- There are side effects to the flu shot, but these are very few and mild. The most common side effect is soreness in the arm where the shot was given. This usually lasts a few days and does not affect the arm function but will cause aching. Some people develop mild body aching and a very low grade fever for a few days after the flu shot. This is not from "a mild case of the flu" but from the body producing the antibodies that are needed to protect us from real influenza.
- Some people may be afraid of getting Guillain Barre disease from the flu vaccine. Guillain Barre is a disease of the nervous system that causes weakness and paralysis. GB is a very rare disease in any case and a very small increase in cases (one extra case per 100,000 people vaccinated) was found in 1976 with the swine flu vaccine. Since that time there has not been convincing evidence to link GB to the flu vaccine.

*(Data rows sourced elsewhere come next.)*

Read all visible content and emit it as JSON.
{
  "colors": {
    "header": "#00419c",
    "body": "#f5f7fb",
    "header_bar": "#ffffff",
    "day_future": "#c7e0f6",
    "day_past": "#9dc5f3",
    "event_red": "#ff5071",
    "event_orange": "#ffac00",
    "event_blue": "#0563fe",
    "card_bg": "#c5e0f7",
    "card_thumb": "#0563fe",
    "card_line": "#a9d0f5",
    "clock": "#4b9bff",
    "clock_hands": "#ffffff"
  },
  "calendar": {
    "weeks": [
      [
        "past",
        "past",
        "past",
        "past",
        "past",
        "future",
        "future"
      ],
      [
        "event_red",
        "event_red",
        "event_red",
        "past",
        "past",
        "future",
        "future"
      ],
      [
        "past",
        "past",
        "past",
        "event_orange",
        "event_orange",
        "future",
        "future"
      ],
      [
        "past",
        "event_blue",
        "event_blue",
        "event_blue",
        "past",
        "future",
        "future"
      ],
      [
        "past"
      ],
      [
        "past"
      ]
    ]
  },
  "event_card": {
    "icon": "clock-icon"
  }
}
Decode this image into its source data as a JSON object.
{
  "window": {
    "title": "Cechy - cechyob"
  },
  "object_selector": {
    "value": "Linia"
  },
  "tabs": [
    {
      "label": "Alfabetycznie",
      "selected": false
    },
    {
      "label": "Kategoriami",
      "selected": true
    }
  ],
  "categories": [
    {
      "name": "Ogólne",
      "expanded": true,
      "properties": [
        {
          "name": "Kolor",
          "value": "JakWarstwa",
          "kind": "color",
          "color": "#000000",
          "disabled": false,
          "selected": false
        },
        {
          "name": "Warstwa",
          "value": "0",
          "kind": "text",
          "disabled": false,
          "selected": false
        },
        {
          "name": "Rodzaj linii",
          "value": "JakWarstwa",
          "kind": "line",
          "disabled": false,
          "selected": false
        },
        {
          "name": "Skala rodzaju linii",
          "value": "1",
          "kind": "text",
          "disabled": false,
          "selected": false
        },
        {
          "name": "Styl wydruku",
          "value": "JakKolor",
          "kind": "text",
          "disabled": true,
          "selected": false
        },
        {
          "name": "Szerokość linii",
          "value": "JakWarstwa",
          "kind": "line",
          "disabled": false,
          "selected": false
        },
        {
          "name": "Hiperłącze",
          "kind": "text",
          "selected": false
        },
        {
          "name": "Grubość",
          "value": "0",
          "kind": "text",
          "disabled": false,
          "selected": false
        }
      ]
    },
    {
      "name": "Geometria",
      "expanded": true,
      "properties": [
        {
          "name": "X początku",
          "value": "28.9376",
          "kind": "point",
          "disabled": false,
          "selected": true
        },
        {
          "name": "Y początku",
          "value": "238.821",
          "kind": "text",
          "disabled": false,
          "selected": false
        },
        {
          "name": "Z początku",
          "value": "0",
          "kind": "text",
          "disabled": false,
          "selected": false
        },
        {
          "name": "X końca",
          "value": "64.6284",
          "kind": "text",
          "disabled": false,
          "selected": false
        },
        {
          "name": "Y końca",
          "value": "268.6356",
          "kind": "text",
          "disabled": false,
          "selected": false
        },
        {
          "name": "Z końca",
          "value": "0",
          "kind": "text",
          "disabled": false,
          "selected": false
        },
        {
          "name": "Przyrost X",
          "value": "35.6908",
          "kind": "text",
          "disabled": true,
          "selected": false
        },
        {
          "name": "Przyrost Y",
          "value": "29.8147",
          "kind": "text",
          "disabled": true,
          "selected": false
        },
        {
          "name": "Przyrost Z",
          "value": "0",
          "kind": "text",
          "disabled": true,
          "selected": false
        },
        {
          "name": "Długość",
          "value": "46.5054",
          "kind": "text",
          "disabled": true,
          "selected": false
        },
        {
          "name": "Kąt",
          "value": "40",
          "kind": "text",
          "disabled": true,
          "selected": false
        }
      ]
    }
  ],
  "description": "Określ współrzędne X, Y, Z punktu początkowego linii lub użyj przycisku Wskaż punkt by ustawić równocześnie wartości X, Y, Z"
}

- Many people think that the flu vaccine is not effective, that is does not afford effective protection against influenza. The flu vaccine is not perfect and does not protect 100% against influenza. The closer the strains in the vaccine match the strains that are present in the US during the influenza season, the more protective it will be. Last year the match was not as good as in some years but this year all 3 viral strains are new and it is hoped that they will be a better match to the virus strains that will be present. In order to be effective, an individual's immune system must make adequate antibodies in response to the vaccine. The ability to do so depends on age, general health and state of the immune system. Because the people for whom flu is most dangerous are often the same people that won't get a good response to vaccination, it's important for healthy people who have contact with those vulnerable populations to get the flu vaccine. Most therapies available today are not 100% effective, so it is not reasonable to expect the flu vaccine to be perfect. The important point is that for the vast majority of people, the effect of the vaccine on reducing the chance of getting or giving the flu is far greater than the chance of a side effect. So it is definitely better than nothing and the best thing we have at the current time. If there is a simple way to keep yourself healthy, protect the ones you love and make sure that you do not harm patients and at very low risk to you, is there a good reason not to get the flu vaccine?
- Of course, getting the flu shot will not protect someone from getting the common cold or other viruses that are common in the flu season. If we had vaccines to protect against those other diseases that would be great, but since we do have a vaccine for a common, serious disease-influenza- we should take advantage of it.
- Besides immunization, hand hygiene and covering respiratory secretions (such as sneeze or cough) is important to reduce spread of flu. Flu can be spread through infected surfaces such as telephones, towels, tissues etc. If you are sick with any respiratory virus, flu or the "common cold", covering your cough, disposing of tissues and cleaning hands (with soap and water or alcohol rinse) after touching secretions is essential to controlling these contagious diseases.